The abundance of startups can skew the data, leading to skepticism over the impact on the economy as a whole. Those financing startups may choose to withhold their layouts – on an international scale, this can lead to expected currency acquisitions not being met.

 

9. Millennial spending trends

Millennials are the generation born between 1981 to 1997. As such, they are the latest generation to become independent earners. But, burdened with student loans and born into an ever changing technological world, their spending habits are different than ever before. Deloitte University Press explains how this affects banks and other businesses, causing a shift in the driving factors of the economy:

Millennial-led households may force structural changes on the financial services industry. New data indicates that Millennials are increasingly willing to change banks based on the strength of a bank’s digital offerings. This willingness doesn’t just alter the mechanics of customer acquisition and product distribution. It also disrupts the way banks build and maintain a key driver of sustained competitiveness—a strong retail funding base.

Since digital services and shopping can be done internationally, the usual limits of corporations have been blurred. Currency from all over the world is moving freely between countries, adding complexity to the Forex markets.

 

10. Cyber-Attacks Can Be the Next Big Threat

When everything is done online in these days, it is only a matter of time until a major cyber-attack hit one of the major banks or financial institute, unless the governments will take action to prevent these kinds of attacks and will protect our most valuable assets.
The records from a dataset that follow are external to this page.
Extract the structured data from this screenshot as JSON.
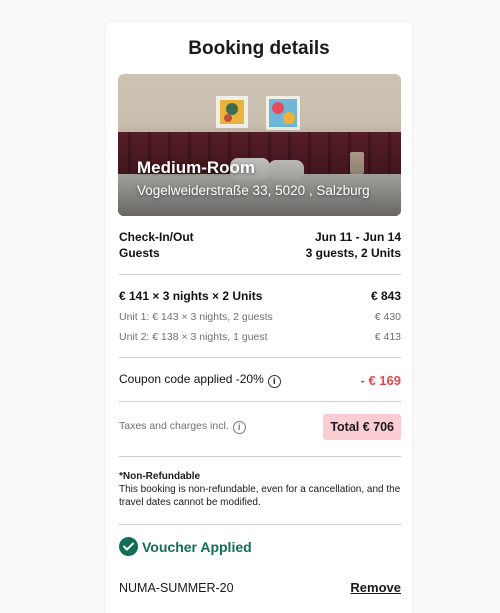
{
  "page": {
    "title": "Booking details"
  },
  "hero": {
    "room_name": "Medium-Room",
    "address": "Vogelweiderstraße 33, 5020 , Salzburg"
  },
  "stay": {
    "checkin_label": "Check-In/Out",
    "checkin_value": "Jun 11 - Jun 14",
    "guests_label": "Guests",
    "guests_value": "3 guests, 2 Units"
  },
  "pricing": {
    "summary_label": "€ 141 × 3 nights × 2 Units",
    "summary_value": "€ 843",
    "units": [
      {
        "label": "Unit 1: € 143 × 3 nights, 2 guests",
        "value": "€ 430"
      },
      {
        "label": "Unit 2: € 138 × 3 nights, 1 guest",
        "value": "€ 413"
      }
    ]
  },
  "coupon": {
    "label": "Coupon code applied -20%",
    "value": "- € 169"
  },
  "totals": {
    "taxes_label": "Taxes and charges incl.",
    "total_label": "Total € 706"
  },
  "policy": {
    "title": "*Non-Refundable",
    "text": "This booking is non-refundable, even for a cancellation, and the travel dates cannot be modified."
  },
  "voucher": {
    "status": "Voucher Applied",
    "code": "NUMA-SUMMER-20",
    "remove_label": "Remove"
  },
  "colors": {
    "accent_green": "#0f6e55",
    "discount_red": "#e5484d",
    "total_badge_bg": "#f9cdd2"
  }
}
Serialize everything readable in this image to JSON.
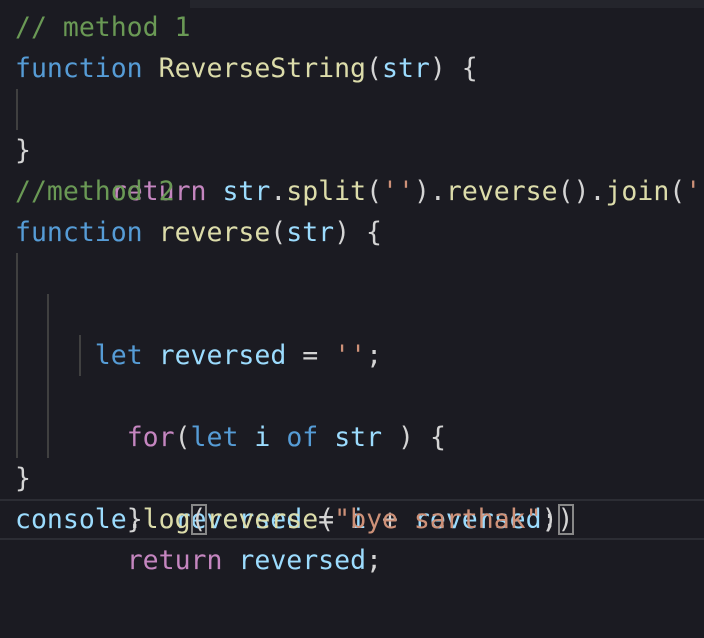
{
  "editor": {
    "lines": [
      {
        "tokens": [
          {
            "t": "// method 1",
            "c": "comment"
          }
        ]
      },
      {
        "tokens": [
          {
            "t": "function",
            "c": "keyword"
          },
          {
            "t": " ",
            "c": "punc"
          },
          {
            "t": "ReverseString",
            "c": "fn"
          },
          {
            "t": "(",
            "c": "punc"
          },
          {
            "t": "str",
            "c": "var"
          },
          {
            "t": ") {",
            "c": "punc"
          }
        ]
      },
      {
        "tokens": [
          {
            "t": "  ",
            "c": "punc"
          },
          {
            "t": "return",
            "c": "control"
          },
          {
            "t": " ",
            "c": "punc"
          },
          {
            "t": "str",
            "c": "var"
          },
          {
            "t": ".",
            "c": "punc"
          },
          {
            "t": "split",
            "c": "fn"
          },
          {
            "t": "(",
            "c": "punc"
          },
          {
            "t": "''",
            "c": "str"
          },
          {
            "t": ").",
            "c": "punc"
          },
          {
            "t": "reverse",
            "c": "fn"
          },
          {
            "t": "().",
            "c": "punc"
          },
          {
            "t": "join",
            "c": "fn"
          },
          {
            "t": "(",
            "c": "punc"
          },
          {
            "t": "''",
            "c": "str"
          },
          {
            "t": ")",
            "c": "punc"
          }
        ]
      },
      {
        "tokens": [
          {
            "t": "}",
            "c": "punc"
          }
        ]
      },
      {
        "tokens": [
          {
            "t": "//method 2",
            "c": "comment"
          }
        ]
      },
      {
        "tokens": [
          {
            "t": "function",
            "c": "keyword"
          },
          {
            "t": " ",
            "c": "punc"
          },
          {
            "t": "reverse",
            "c": "fn"
          },
          {
            "t": "(",
            "c": "punc"
          },
          {
            "t": "str",
            "c": "var"
          },
          {
            "t": ") {",
            "c": "punc"
          }
        ]
      },
      {
        "tokens": [
          {
            "t": " ",
            "c": "punc"
          },
          {
            "t": "let",
            "c": "keyword"
          },
          {
            "t": " ",
            "c": "punc"
          },
          {
            "t": "reversed",
            "c": "var"
          },
          {
            "t": " = ",
            "c": "punc"
          },
          {
            "t": "''",
            "c": "str"
          },
          {
            "t": ";",
            "c": "punc"
          }
        ]
      },
      {
        "tokens": [
          {
            "t": "   ",
            "c": "punc"
          },
          {
            "t": "for",
            "c": "control"
          },
          {
            "t": "(",
            "c": "punc"
          },
          {
            "t": "let",
            "c": "keyword"
          },
          {
            "t": " ",
            "c": "punc"
          },
          {
            "t": "i",
            "c": "var"
          },
          {
            "t": " ",
            "c": "punc"
          },
          {
            "t": "of",
            "c": "keyword"
          },
          {
            "t": " ",
            "c": "punc"
          },
          {
            "t": "str",
            "c": "var"
          },
          {
            "t": " ) {",
            "c": "punc"
          }
        ]
      },
      {
        "tokens": [
          {
            "t": "      ",
            "c": "punc"
          },
          {
            "t": "reversed",
            "c": "var"
          },
          {
            "t": " = ",
            "c": "punc"
          },
          {
            "t": "i",
            "c": "var"
          },
          {
            "t": " + ",
            "c": "punc"
          },
          {
            "t": "reversed",
            "c": "var"
          },
          {
            "t": ";",
            "c": "punc"
          }
        ]
      },
      {
        "tokens": [
          {
            "t": "   ",
            "c": "punc"
          },
          {
            "t": "}",
            "c": "punc"
          }
        ]
      },
      {
        "tokens": [
          {
            "t": "   ",
            "c": "punc"
          },
          {
            "t": "return",
            "c": "control"
          },
          {
            "t": " ",
            "c": "punc"
          },
          {
            "t": "reversed",
            "c": "var"
          },
          {
            "t": ";",
            "c": "punc"
          }
        ]
      },
      {
        "tokens": [
          {
            "t": "}",
            "c": "punc"
          }
        ]
      },
      {
        "tokens": [
          {
            "t": "console",
            "c": "console"
          },
          {
            "t": ".",
            "c": "punc"
          },
          {
            "t": "log",
            "c": "fn"
          },
          {
            "t": "(",
            "c": "punc",
            "m": true
          },
          {
            "t": "reverse",
            "c": "fn"
          },
          {
            "t": "(",
            "c": "punc"
          },
          {
            "t": "\"bye sarthak\"",
            "c": "str"
          },
          {
            "t": ")",
            "c": "punc"
          },
          {
            "t": ")",
            "c": "punc",
            "m": true
          }
        ],
        "current": true
      }
    ]
  },
  "colors": {
    "background": "#1b1b22",
    "comment": "#6a9955",
    "keyword": "#569cd6",
    "control": "#c586c0",
    "function": "#dcdcaa",
    "variable": "#9cdcfe",
    "string": "#ce9178",
    "punctuation": "#d4d4d4"
  }
}
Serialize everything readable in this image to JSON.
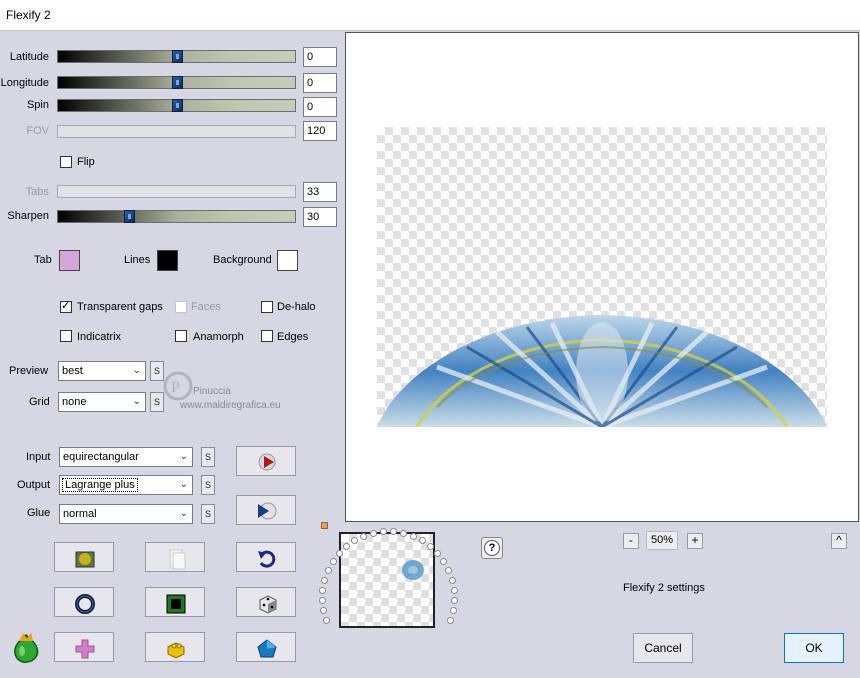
{
  "window": {
    "title": "Flexify 2"
  },
  "sliders": [
    {
      "label": "Latitude",
      "value": "0",
      "level": 0.5,
      "enabled": true
    },
    {
      "label": "Longitude",
      "value": "0",
      "level": 0.5,
      "enabled": true
    },
    {
      "label": "Spin",
      "value": "0",
      "level": 0.5,
      "enabled": true
    },
    {
      "label": "FOV",
      "value": "120",
      "enabled": false
    },
    {
      "label": "Tabs",
      "value": "33",
      "enabled": false
    },
    {
      "label": "Sharpen",
      "value": "30",
      "level": 0.3,
      "enabled": true
    }
  ],
  "flip": {
    "label": "Flip",
    "checked": false
  },
  "colors": {
    "tab": {
      "label": "Tab",
      "color": "#d7a6d8"
    },
    "lines": {
      "label": "Lines",
      "color": "#000000"
    },
    "background": {
      "label": "Background",
      "color": "#ffffff"
    }
  },
  "options": {
    "transparent_gaps": {
      "label": "Transparent gaps",
      "checked": true
    },
    "faces": {
      "label": "Faces",
      "checked": false,
      "enabled": false
    },
    "dehalo": {
      "label": "De-halo",
      "checked": false
    },
    "indicatrix": {
      "label": "Indicatrix",
      "checked": false
    },
    "anamorph": {
      "label": "Anamorph",
      "checked": false
    },
    "edges": {
      "label": "Edges",
      "checked": false
    }
  },
  "preview_select": {
    "label": "Preview",
    "value": "best"
  },
  "grid_select": {
    "label": "Grid",
    "value": "none"
  },
  "input_select": {
    "label": "Input",
    "value": "equirectangular"
  },
  "output_select": {
    "label": "Output",
    "value": "Lagrange plus"
  },
  "glue_select": {
    "label": "Glue",
    "value": "normal"
  },
  "s_button": "S",
  "watermark": {
    "name": "Pinuccia",
    "url": "www.maldiregrafica.eu"
  },
  "zoom": {
    "minus": "-",
    "value": "50%",
    "plus": "+"
  },
  "help": "?",
  "collapse": "^",
  "settings_label": "Flexify 2 settings",
  "buttons": {
    "cancel": "Cancel",
    "ok": "OK"
  }
}
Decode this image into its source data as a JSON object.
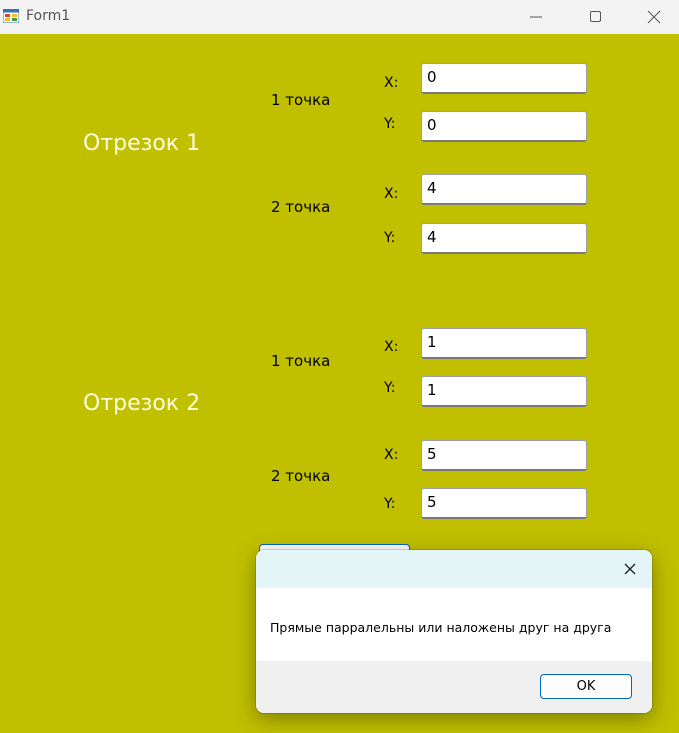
{
  "window": {
    "title": "Form1",
    "icon": "winforms-app-icon",
    "controls": [
      "minimize-icon",
      "maximize-icon",
      "close-icon"
    ]
  },
  "colors": {
    "form_background": "#c0c000",
    "segment_label": "#fffce0",
    "dialog_header": "#e4f5f7",
    "dialog_footer": "#f0f0f0",
    "accent_border": "#0067c0"
  },
  "segments": [
    {
      "label": "Отрезок 1",
      "points": [
        {
          "label": "1 точка",
          "x_label": "X:",
          "x_value": "0",
          "y_label": "Y:",
          "y_value": "0"
        },
        {
          "label": "2 точка",
          "x_label": "X:",
          "x_value": "4",
          "y_label": "Y:",
          "y_value": "4"
        }
      ]
    },
    {
      "label": "Отрезок 2",
      "points": [
        {
          "label": "1 точка",
          "x_label": "X:",
          "x_value": "1",
          "y_label": "Y:",
          "y_value": "1"
        },
        {
          "label": "2 точка",
          "x_label": "X:",
          "x_value": "5",
          "y_label": "Y:",
          "y_value": "5"
        }
      ]
    }
  ],
  "dialog": {
    "message": "Прямые парралельны или наложены друг на друга",
    "ok_label": "OK",
    "close_icon": "close-icon"
  }
}
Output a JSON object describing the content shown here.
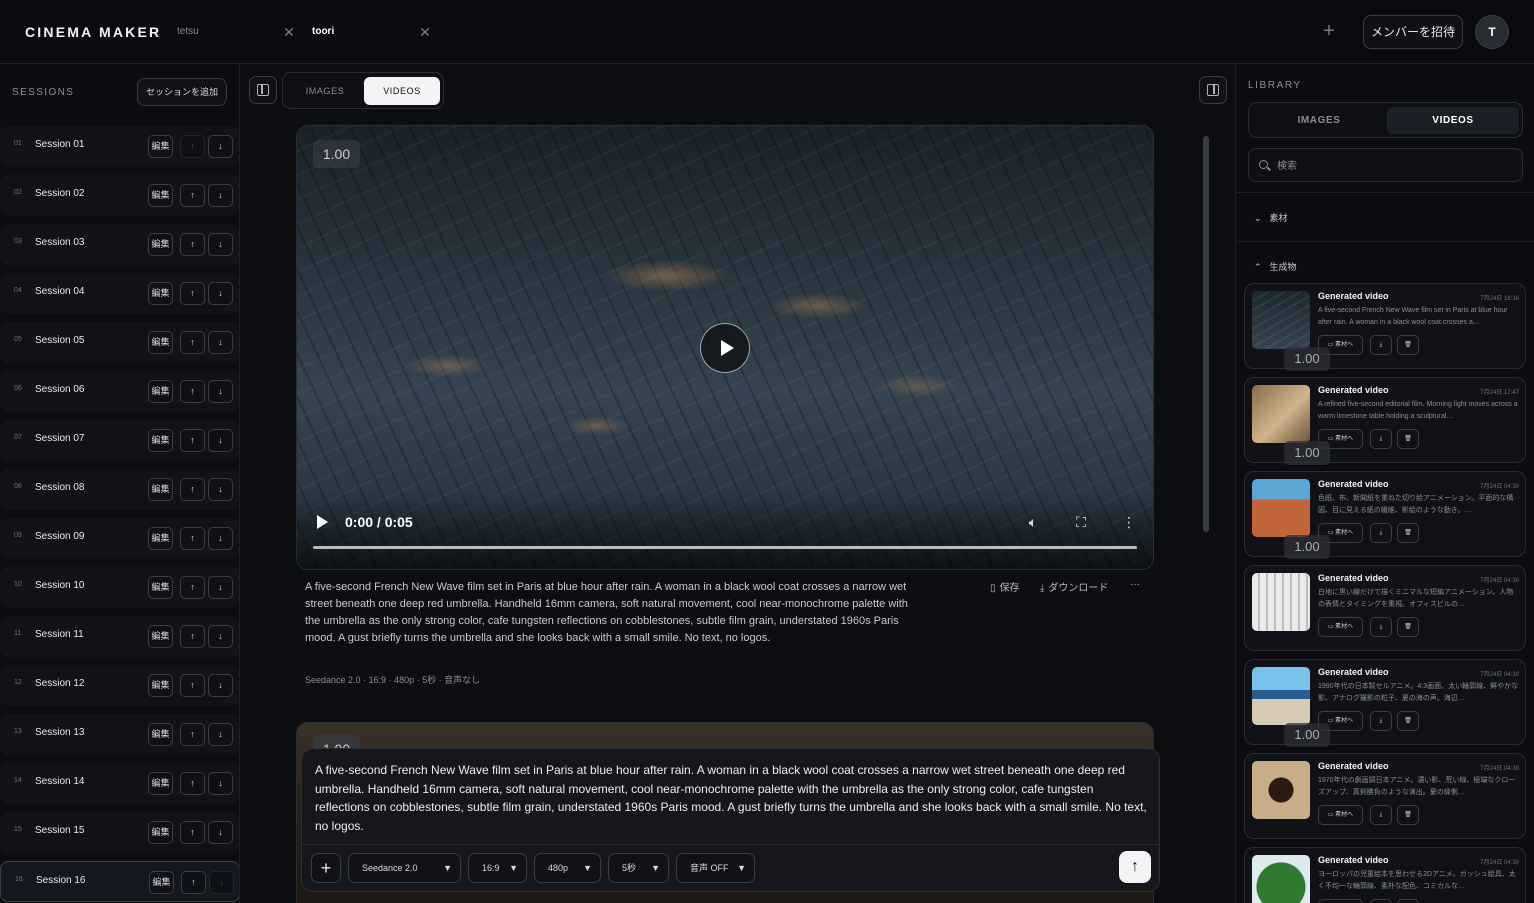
{
  "app": {
    "brand": "CINEMA MAKER",
    "tabs": [
      {
        "label": "tetsu"
      },
      {
        "label": "toori"
      }
    ],
    "invite_label": "メンバーを招待",
    "avatar_initial": "T"
  },
  "sessions": {
    "title": "SESSIONS",
    "add_label": "セッションを追加",
    "edit_label": "編集",
    "up_label": "↑",
    "down_label": "↓",
    "items": [
      {
        "num": "01",
        "name": "Session 01"
      },
      {
        "num": "02",
        "name": "Session 02"
      },
      {
        "num": "03",
        "name": "Session 03"
      },
      {
        "num": "04",
        "name": "Session 04"
      },
      {
        "num": "05",
        "name": "Session 05"
      },
      {
        "num": "06",
        "name": "Session 06"
      },
      {
        "num": "07",
        "name": "Session 07"
      },
      {
        "num": "08",
        "name": "Session 08"
      },
      {
        "num": "09",
        "name": "Session 09"
      },
      {
        "num": "10",
        "name": "Session 10"
      },
      {
        "num": "11",
        "name": "Session 11"
      },
      {
        "num": "12",
        "name": "Session 12"
      },
      {
        "num": "13",
        "name": "Session 13"
      },
      {
        "num": "14",
        "name": "Session 14"
      },
      {
        "num": "15",
        "name": "Session 15"
      },
      {
        "num": "16",
        "name": "Session 16"
      }
    ]
  },
  "main": {
    "view_tabs": {
      "images": "IMAGES",
      "videos": "VIDEOS"
    },
    "video1": {
      "badge": "1.00",
      "time": "0:00 / 0:05",
      "description": "A five-second French New Wave film set in Paris at blue hour after rain. A woman in a black wool coat crosses a narrow wet street beneath one deep red umbrella. Handheld 16mm camera, soft natural movement, cool near-monochrome palette with the umbrella as the only strong color, cafe tungsten reflections on cobblestones, subtle film grain, understated 1960s Paris mood. A gust briefly turns the umbrella and she looks back with a small smile. No text, no logos.",
      "meta": "Seedance 2.0 · 16:9 · 480p · 5秒 · 音声なし",
      "save_label": "保存",
      "download_label": "ダウンロード",
      "more_label": "···"
    },
    "video2": {
      "badge": "1.00"
    },
    "composer": {
      "text": "A five-second French New Wave film set in Paris at blue hour after rain. A woman in a black wool coat crosses a narrow wet street beneath one deep red umbrella. Handheld 16mm camera, soft natural movement, cool near-monochrome palette with the umbrella as the only strong color, cafe tungsten reflections on cobblestones, subtle film grain, understated 1960s Paris mood. A gust briefly turns the umbrella and she looks back with a small smile. No text, no logos.",
      "model": "Seedance 2.0",
      "ratio": "16:9",
      "resolution": "480p",
      "duration": "5秒",
      "audio": "音声 OFF"
    }
  },
  "library": {
    "title": "LIBRARY",
    "tabs": {
      "images": "IMAGES",
      "videos": "VIDEOS"
    },
    "search_placeholder": "検索",
    "section_material": "素材",
    "section_generated": "生成物",
    "to_material_label": "素材へ",
    "items": [
      {
        "title": "Generated video",
        "date": "7月24日 18:16",
        "desc": "A five-second French New Wave film set in Paris at blue hour after rain. A woman in a black wool coat crosses a…",
        "badge": "1.00",
        "thumb": "street"
      },
      {
        "title": "Generated video",
        "date": "7月24日 17:47",
        "desc": "A refined five-second editorial film. Morning light moves across a warm limestone table holding a sculptural…",
        "badge": "1.00",
        "thumb": "table"
      },
      {
        "title": "Generated video",
        "date": "7月24日 04:30",
        "desc": "色紙、布、新聞紙を重ねた切り絵アニメーション。平面的な構図、目に見える紙の繊維、影絵のような動き。…",
        "badge": "1.00",
        "thumb": "roof"
      },
      {
        "title": "Generated video",
        "date": "7月24日 04:30",
        "desc": "白地に黒い線だけで描くミニマルな短編アニメーション。人物の表情とタイミングを重視。オフィスビルの…",
        "badge": "",
        "thumb": "corridor"
      },
      {
        "title": "Generated video",
        "date": "7月24日 04:30",
        "desc": "1990年代の日本製セルアニメ。4:3画面、太い輪郭線、鮮やかな影、アナログ撮影の粒子、夏の海の声。海辺…",
        "badge": "1.00",
        "thumb": "sea"
      },
      {
        "title": "Generated video",
        "date": "7月24日 04:30",
        "desc": "1970年代の劇画調日本アニメ。濃い影、荒い線、極端なクローズアップ、真剣勝負のような演出。夏の縁側…",
        "badge": "",
        "thumb": "spider"
      },
      {
        "title": "Generated video",
        "date": "7月24日 04:30",
        "desc": "ヨーロッパの児童絵本を思わせる2Dアニメ。ガッシュ絵具、太く不均一な輪郭線、素朴な配色、コミカルな…",
        "badge": "",
        "thumb": "melon"
      }
    ]
  }
}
Paul Laudicina, a Contributor at Forbes mentions:

Given the relative vulnerability of these critical systems to cyber-intrusion, it’s actually difficult to understand why we haven’t yet witnessed a major attack along the lines of what we predict is in store for 2017. We have seen many dress rehearsals, not only in the hacked websites of some of the most sensitive U.S. government electronic sites and countless U.S. private sector companies, but in the widespread and effective Russian use of cyber intrusion to disrupt electrical power, pipeline transmission and banking transactions in Ukraine…yielding extraordinary collateral damage on that already “hard power”-compromised economy. We know that hackers, state-backed and independent, have the power to do more damage — they’ve shown us that. What we don’t know is under what circumstances and when they will strike in a more public and concrete fashion

This is exactly why startups in the area of industrial cyber security are set up and are likely to trend throughout the year (view point 8).

 

Conclusion / Bottom Line

2017 is predicted to be one of the most volatile years in the last 20 years. Uncertainty, derived from rapid and drastic political changes, is the name of the game, and can have a substantial impact on the well-being of the world’s most leading economies. Although newly elected leaders like Trump or Theresa May come with great promises, 2017 might be the end of the globalization era and a full-fledged currency war can get in progress. Now might be a great time to make foreign currency exchange, or a large money transfer, if you need any, before currency rates may move against you.